Monitoring frequency has an adjustable time resolution ranging from 1 second up to 24 hours. However, high frequency data provides almost real-time access to readings when deployed with a remote web-enabled Envirologger. This enables the detection of short-term spikes, providing much greater insight into the causes of PM pollution.

The Fidas instruments have been proven in many countries as well as Britain; Air Monitors has been supplying Fidas PM monitors for around three years and there are now over 30 monitors in operation Britain alone.

Costs
One of the major financial considerations for Fidas 200 is its extremely low operating cost; the requirement for consumables is almost nil (no filter required) and its power consumption is around one fifth of its nearest rival. Calibration can be checked and adjusted, if necessary, quickly and easily in the field with a simple monodisperse powder test.

The purchase cost of a single Fidas 200 is a little more than some ambient PM monitors, but it is less expensive than others. However, for most instruments, a requirement to monitor two fractions, say PM2.5 and PM10, would necessitate two instruments and therefore double the cost. With budgets under pressure, Fidas therefore provides an opportunity to obtain better data for less cost.

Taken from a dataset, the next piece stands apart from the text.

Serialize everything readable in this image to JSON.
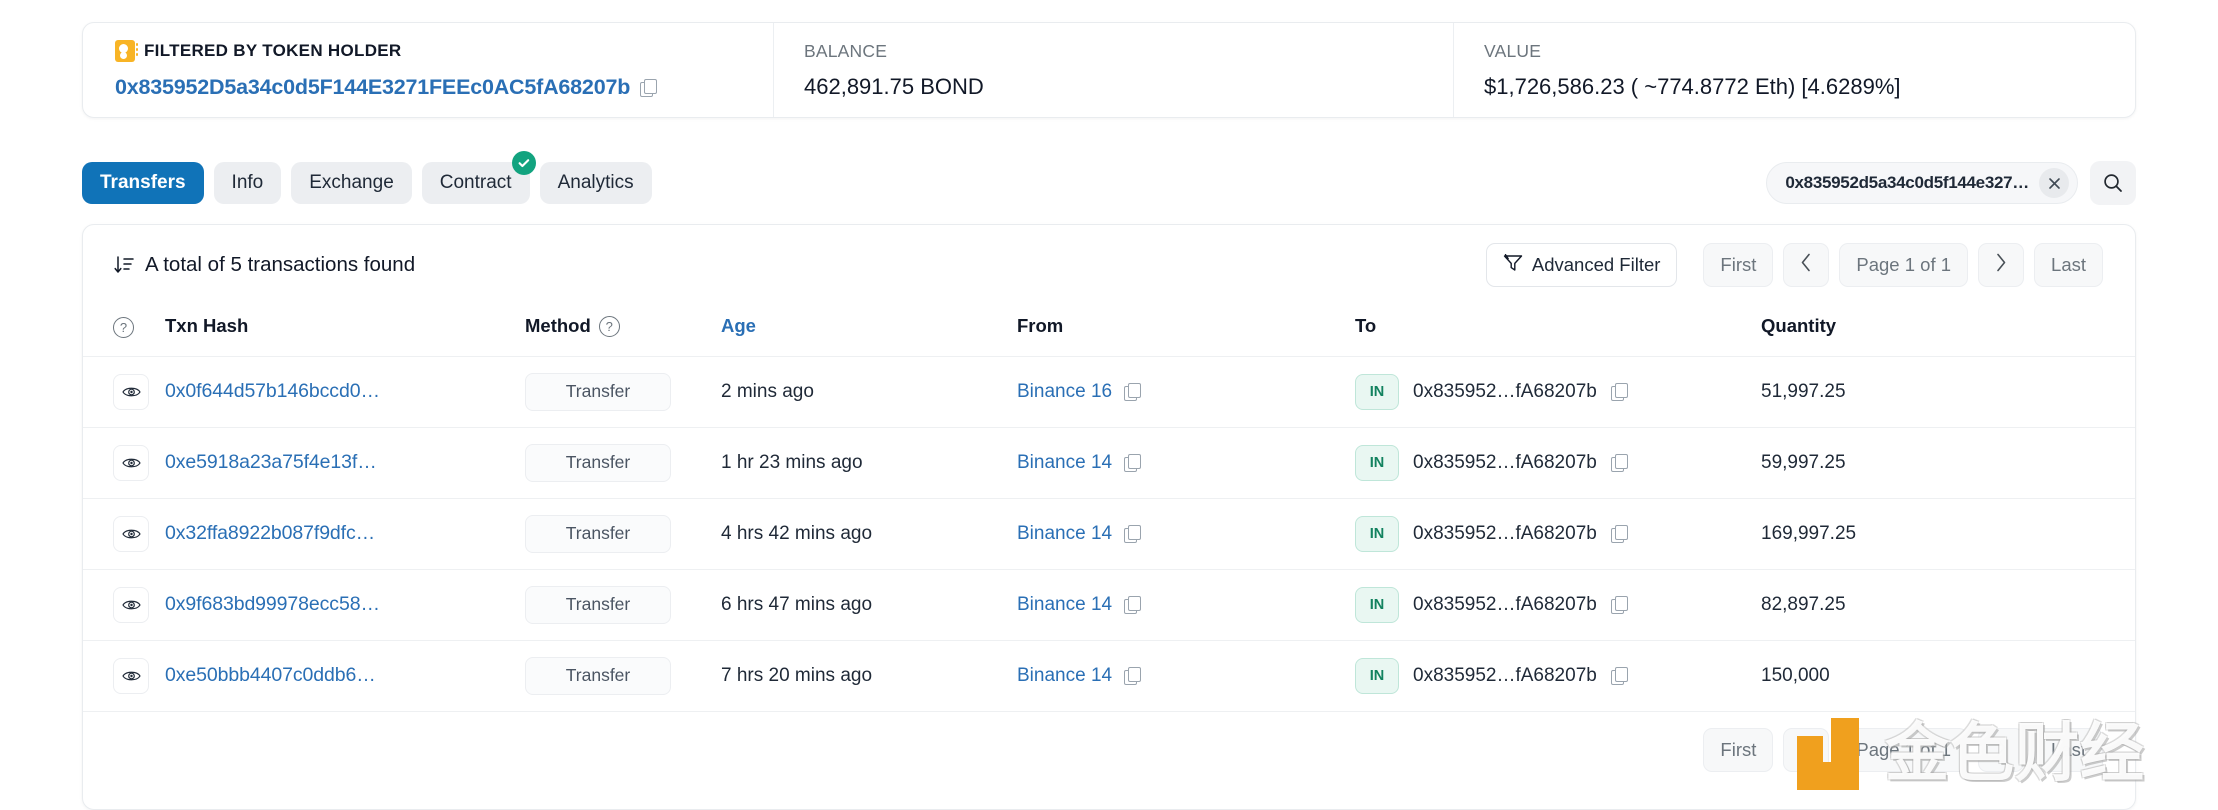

In summary, the Fidas 200 offers better performance than all of its rivals; usually at significantly lower capital cost and always with dramatically lower operational costs. Consequently, it is no surprise that these instruments are selling like hot cakes.

@airmonitors #PAuto @_Enviro_News